He made himself spare time to fishblack marlin, swordfish, turbot, tuna and sailfish every day of his stay. He caught several huge fish but never a granders: his largest weighed in at 910 lbs. He also squezzed time to spend at the Bar club to enjoy drinking the best Bloody Marys he had ever tasted. He also enjoyed whisky, Pisco and Cabo Blanco Rum.

Besides thelife-long love affair with Cuba, Hemingway found in Cabo Blanco was also a “little affair” for him, He considered that Cabo Blanco was a lovely part of the world.

In 1979, Peruvian surfer Gordo Barreda discovered “the wave” when he visited the village to check the surf in the area. The wave is a hollow powerful left and is reckoned the “Peruvian Pipeline”, referring to the Banzai Pipeline in Hawaii. Swell from Hawaii does in fact go on to reach Peru; in the 1990s the best way to get a surf forecast was to phone Hawaii and whatever swell they had would arrive about 5 days later.

The wave breaks over sand and rock, with the sand building up through summer and being washed away progressively by winter swells. The wave inspires a kind of fanaticism among surfers. Although there are only about 20 locals, crowds of surfers are drawn to the wave from Lima (700 kilometres south), and from around the world. With modern swell forecasts and the internet, it’s easy to know when swell is on the way, and the surfers once there all pack into a single tight takeoff zone, despite other waves elsewhere in the area.

It demands a certain level of experience so as not to end up crashed on the rocks. This wave is joined by another, at the southern end of the beach, whose name says it all: Panic Point. catalogued as “for experts only”. Waves forecast or Swell forecast and surf reports

Other activities are WindSurf, KiteSurf and Diving.
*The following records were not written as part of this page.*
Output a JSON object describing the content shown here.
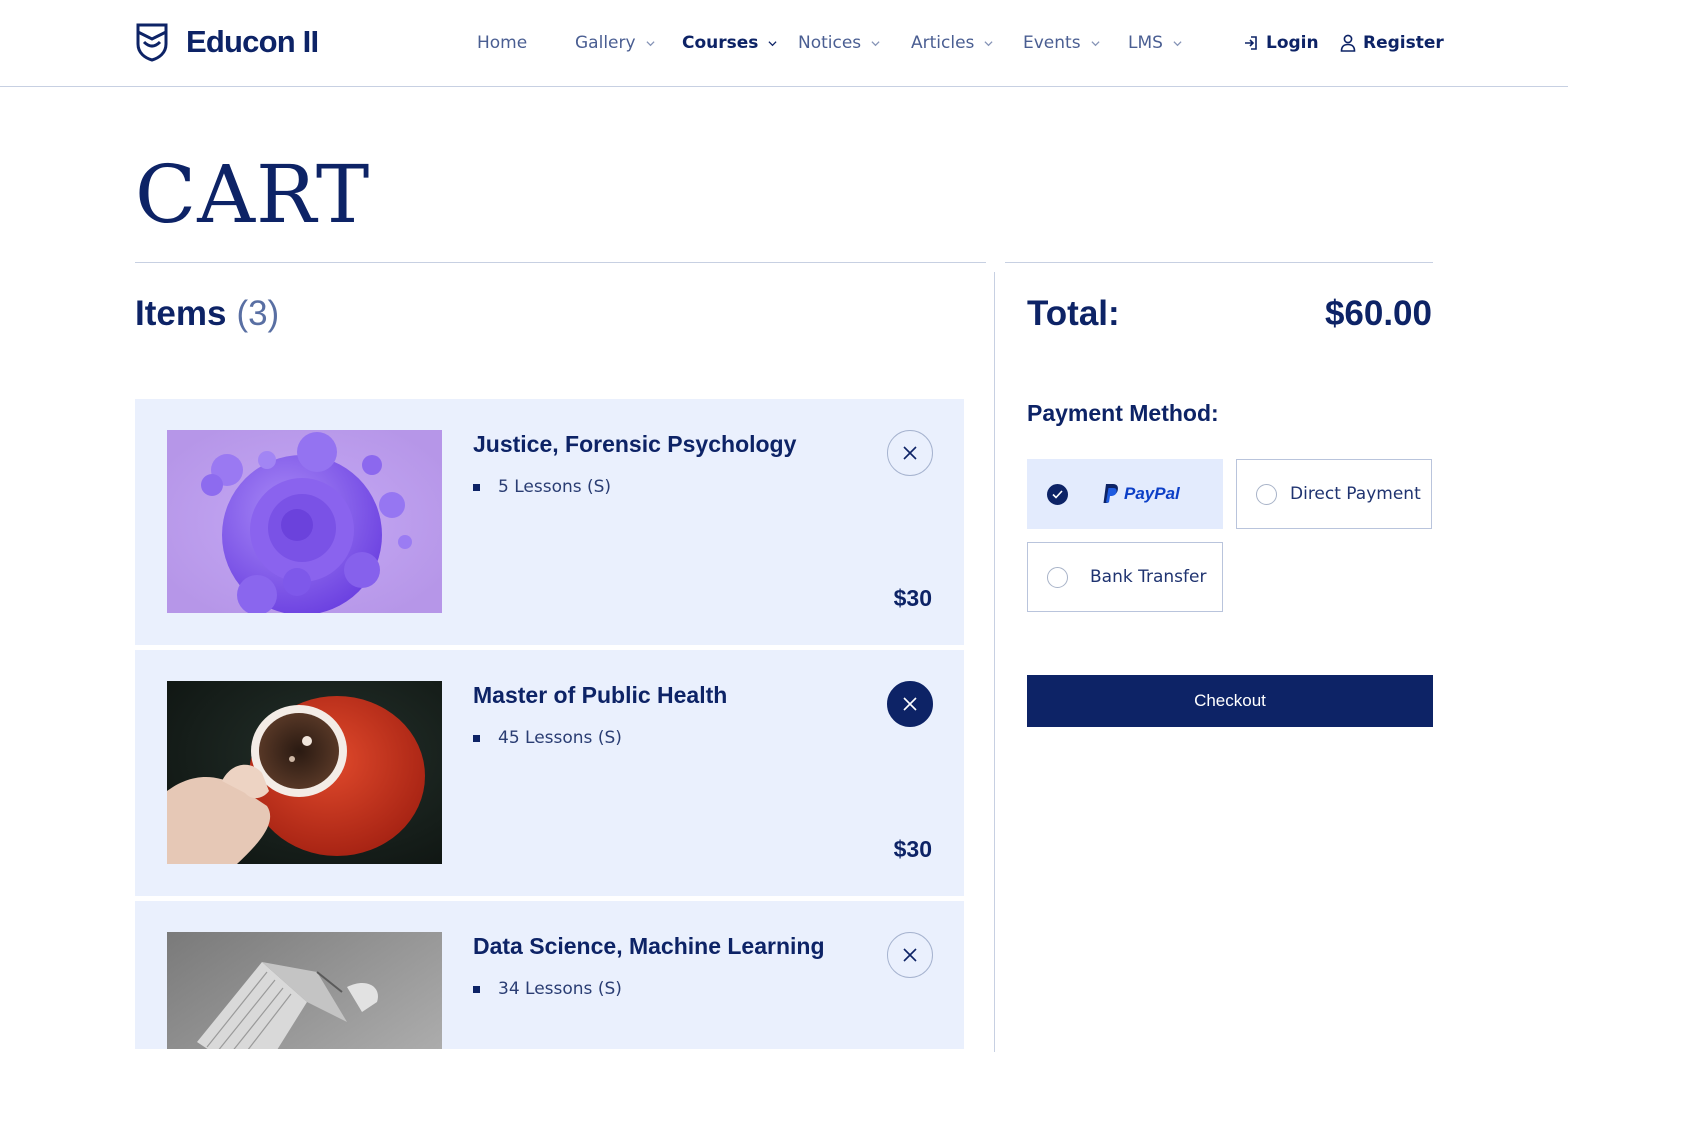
{
  "brand": {
    "name": "Educon II"
  },
  "nav": {
    "items": [
      {
        "label": "Home",
        "dropdown": false,
        "active": false
      },
      {
        "label": "Gallery",
        "dropdown": true,
        "active": false
      },
      {
        "label": "Courses",
        "dropdown": true,
        "active": true
      },
      {
        "label": "Notices",
        "dropdown": true,
        "active": false
      },
      {
        "label": "Articles",
        "dropdown": true,
        "active": false
      },
      {
        "label": "Events",
        "dropdown": true,
        "active": false
      },
      {
        "label": "LMS",
        "dropdown": true,
        "active": false
      }
    ],
    "login": "Login",
    "register": "Register"
  },
  "page": {
    "title": "CART"
  },
  "cart": {
    "heading": "Items",
    "count": "(3)",
    "items": [
      {
        "title": "Justice, Forensic Psychology",
        "meta": "5 Lessons (S)",
        "price": "$30",
        "image": "purple-abstract-sculpture"
      },
      {
        "title": "Master of Public Health",
        "meta": "45 Lessons (S)",
        "price": "$30",
        "image": "hand-holding-red-coffee-cup"
      },
      {
        "title": "Data Science, Machine Learning",
        "meta": "34 Lessons (S)",
        "price": "",
        "image": "open-book-grayscale"
      }
    ]
  },
  "summary": {
    "total_label": "Total:",
    "total_value": "$60.00",
    "payment_title": "Payment Method:",
    "methods": [
      {
        "label": "PayPal",
        "selected": true
      },
      {
        "label": "Direct Payment",
        "selected": false
      },
      {
        "label": "Bank Transfer",
        "selected": false
      }
    ],
    "checkout_label": "Checkout"
  },
  "colors": {
    "primary": "#0d2366",
    "card_bg": "#eaf0fd",
    "muted": "#596fa3",
    "paypal": "#0c3fc7"
  }
}
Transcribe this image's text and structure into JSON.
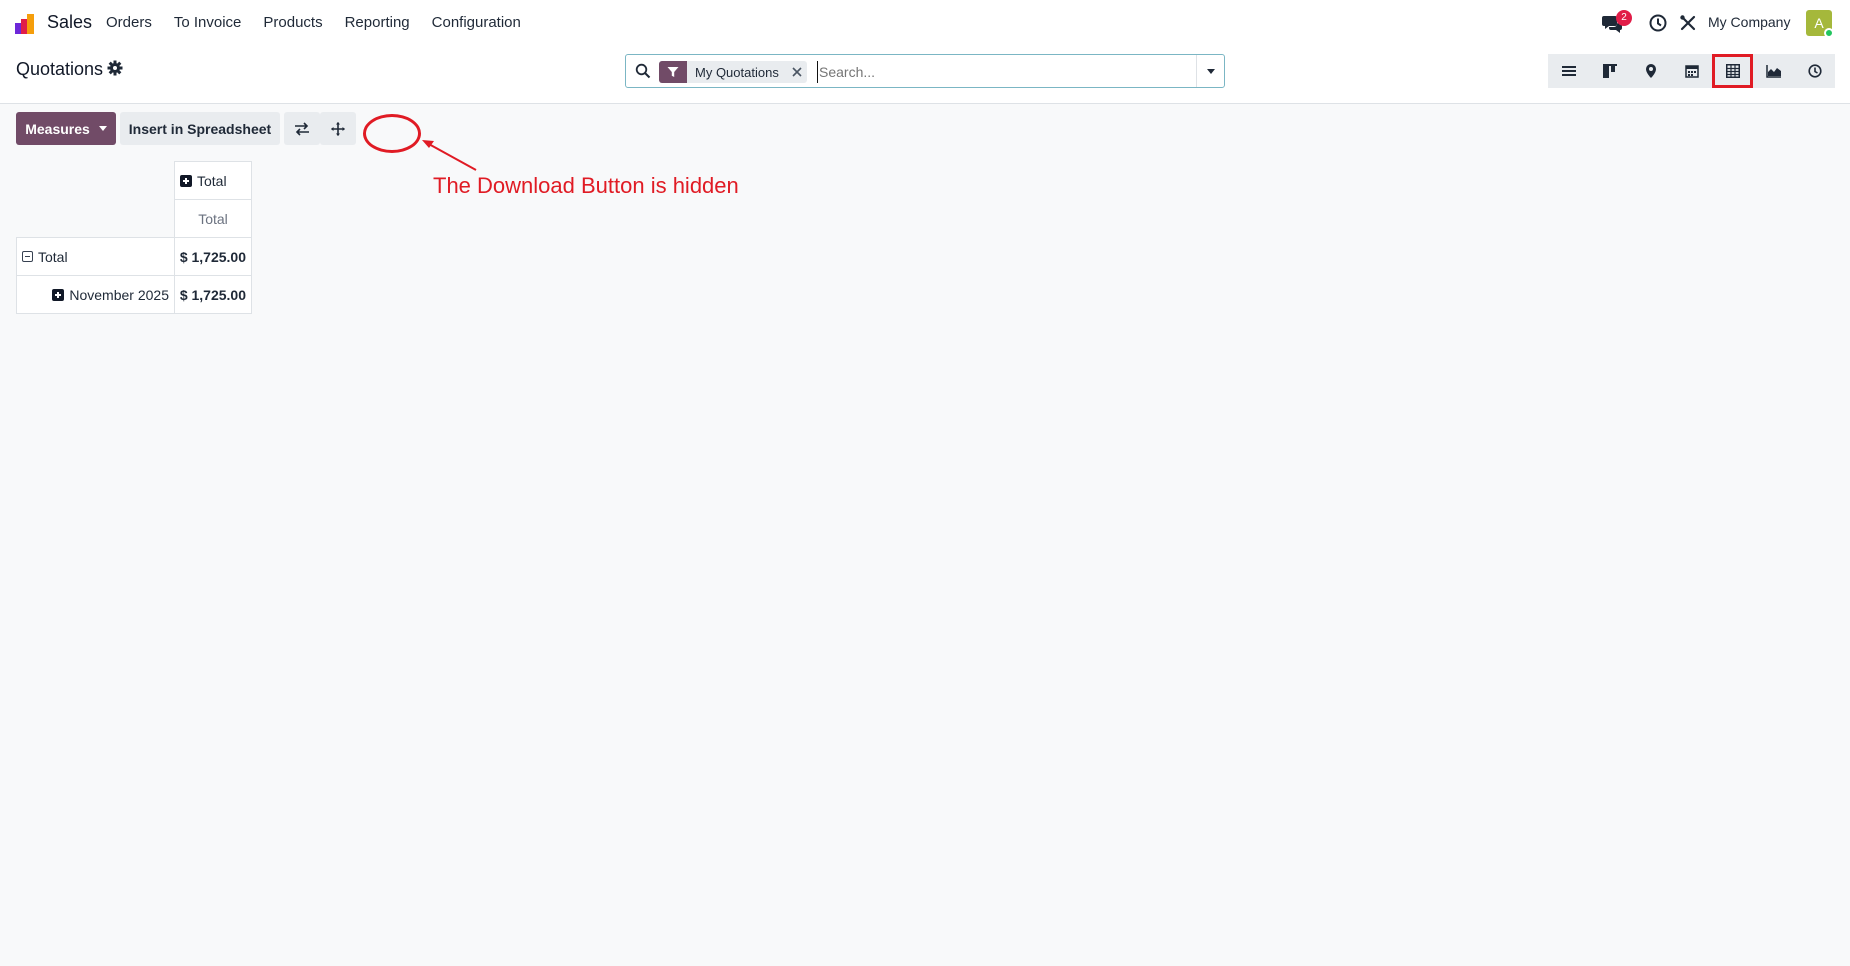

The encounter of two ocean currents, Humboldt and El Niño, occurs in front of Cabo Blanco. This factor turned it into a legendary sport fishing paradise. However, this blessing from nature has brought in the last years fishing practices that have devastated the sea. Now drastic measures are required to avoid worse damages against sea life.

The Peruvian president has signed a decree which greatly reduces the annual anchovies quota and bans commercial marlin fishing. The decree encourages catch and release marlin fishing, and initial signs are good that the big fish are returning.

Looking at what is left of this amazing place you can not imagine that this took place not so long ago.

Cabo Blanco became a legend since Ernest Hemingway’s visit. After almost 60 years, it goes in search of lost in time charm.

Nothing last forever a due several reasons  the big marlin had gone and the celebrities stopped coming and the club closed its doors ( a kind of Gatsby’s parties that stopped once he died) therefore you will need to stay either at Piura city or in a close by Beach Resort in Mancora.

© Carmen Maria GUEVARA PROTZEL

Look for next week part 2 …Discover Cabo Blanco, Piura, Mancora  and its surroundings